The suggestion I usually get is to reach out to the examiner and convince him/her that the application is allowable. (Although examiners are supposed to take up applications in turn, they are permitted to take an application out of turn if it is in condition for allowance.) But how do I do this? I already believe that the reply filed months ago makes the application allowable, if only the examiner would look at it!
The more concrete suggestion is to request an interview to explain how the application is allowable. This is frustrating, because often an interview was held just before the RCE was filed, and the RCE was required to obtain consideration of the claim amendments or experimental data discussed during the interview. Now I have to convince my client to authorize another interview to review the same information with the examiner, with the hope that the examiner will agree with our position at least enough to review the application out of turn.
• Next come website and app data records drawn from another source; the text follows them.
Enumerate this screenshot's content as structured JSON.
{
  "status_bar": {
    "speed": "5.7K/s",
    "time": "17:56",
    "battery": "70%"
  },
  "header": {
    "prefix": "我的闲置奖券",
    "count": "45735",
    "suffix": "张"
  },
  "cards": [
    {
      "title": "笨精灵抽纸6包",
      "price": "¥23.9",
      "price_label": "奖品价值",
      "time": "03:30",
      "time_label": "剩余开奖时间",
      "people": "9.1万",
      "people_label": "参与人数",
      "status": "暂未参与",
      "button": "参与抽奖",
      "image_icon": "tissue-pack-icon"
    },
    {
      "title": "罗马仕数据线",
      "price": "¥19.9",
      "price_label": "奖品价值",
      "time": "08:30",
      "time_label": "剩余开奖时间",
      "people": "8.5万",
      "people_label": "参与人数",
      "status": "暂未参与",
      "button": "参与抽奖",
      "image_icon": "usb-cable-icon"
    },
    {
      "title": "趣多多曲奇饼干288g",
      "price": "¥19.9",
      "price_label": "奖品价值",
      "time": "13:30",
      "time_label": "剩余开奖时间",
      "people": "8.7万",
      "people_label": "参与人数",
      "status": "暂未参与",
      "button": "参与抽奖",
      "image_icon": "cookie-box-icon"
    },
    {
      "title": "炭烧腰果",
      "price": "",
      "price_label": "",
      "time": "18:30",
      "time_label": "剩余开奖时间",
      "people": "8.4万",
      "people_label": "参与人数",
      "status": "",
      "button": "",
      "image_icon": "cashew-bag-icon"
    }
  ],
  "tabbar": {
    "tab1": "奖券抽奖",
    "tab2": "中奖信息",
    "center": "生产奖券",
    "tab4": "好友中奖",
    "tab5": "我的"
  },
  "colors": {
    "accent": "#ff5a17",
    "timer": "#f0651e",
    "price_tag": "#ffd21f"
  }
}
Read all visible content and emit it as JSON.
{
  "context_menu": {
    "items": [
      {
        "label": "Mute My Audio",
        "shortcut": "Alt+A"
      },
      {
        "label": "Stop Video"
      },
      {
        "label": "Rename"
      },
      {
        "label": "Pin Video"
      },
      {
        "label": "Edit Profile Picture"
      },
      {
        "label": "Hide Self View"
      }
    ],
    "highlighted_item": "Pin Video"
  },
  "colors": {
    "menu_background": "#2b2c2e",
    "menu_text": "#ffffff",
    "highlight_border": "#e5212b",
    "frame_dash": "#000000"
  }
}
Another problem with this suggestion is that if the examiner does agree to an interview, any follow-up replies are likely to be counted as a “supplemental” reply to the RCE submission. Under the Patent Term Adjustment (PTA) rules, an applicant is charged with “applicant delay” for the entire time from the filing of a response to the filing of a supplemental response. 37 CFR § 1.704(c)(8) provides this example of applicant delay:
Submission of a supplemental reply or other paper, other than a supplemental reply or other paper expressly requested by the examiner, after a reply has been filed, in which case the period of adjustment set forth in § 1.703 shall be reduced by the number of days, if any, beginning on the day after the date the initial reply was filed and ending on the date that the supplemental reply or other such paper was filed
(While the rule does have an exception for replies “expressly requested by the examiner,” I do not know how easy it is to establish a record demonstrating that a reply filed after an interview was “expressly requested by the examiner.”)
That would mean that instead of earning the PTA that began to accrue four months after the RCE was filed (under 37 CFR § 1.703(a)(2)), the application would be charged with a PTA deduction for the full time period from the RCE to the post-interview reply.
Still another problem with this suggestion is that there is no guarantee that the examiner will take up the application any time soon after the interview. I had one case where the examiner was kind enough to grant a post-RCE interview, but it still took 6 months after that to receive the next Office Action.
The other suggestion I received was to file a “status inquiry.” The ombudsman who suggested this approach indicated that it would show that the applicant wants to advance prosecution (I cringe at the implication that waiting for the application to be taken up in turn reflects any dilatory intention on the part of an applicant!) and would help the USPTO identify “outlier” applications that are experiencing unusual delays. This last point got my attention, because I know the USPTO is collecting data to identify “outliers” in many categories, and had taken action when it was determined that medical device applications were experiencing unusual post-RCE delays.
I was considering implementing a policy of filing status inquiries for all of my RCE “outlier” applications, especially for those cases where an examiner still “has no idea” when he/she will get to the application over 6 months after the RCE was filed. When I discussed this with my Legal Assistant, she warned me that the USPTO might treat a “status inquiry” as a “supplemental reply” under the PTA rules. That seemed unlikely, but I ultimately determined from the USPTO’s Office of Patent Legal Administration (OPLA) that my Legal Assistant was right to be concerned.
We were informed by OPLA that if we file a “status inquiry” because we are concerned about the USPTO’s delay in examining an application after an RCE has been filed, the USPTO will treat that as a “supplemental reply” that triggers a PTA deduction for applicant delay for the period of time from the filing of the RCE to the filing of the status inquiry.
While I would love to challenge this interpretation of the statute in court, my clients probably would rather wait a few more months for an Office Action than incur those costs. Still, I would like to see the USPTO’s explanation of how filing a status inquiry possibly could constitute a failure of the applicant “to engage in reasonable efforts to conclude prosecution,” under 35 USC § 154(b)(2)(C).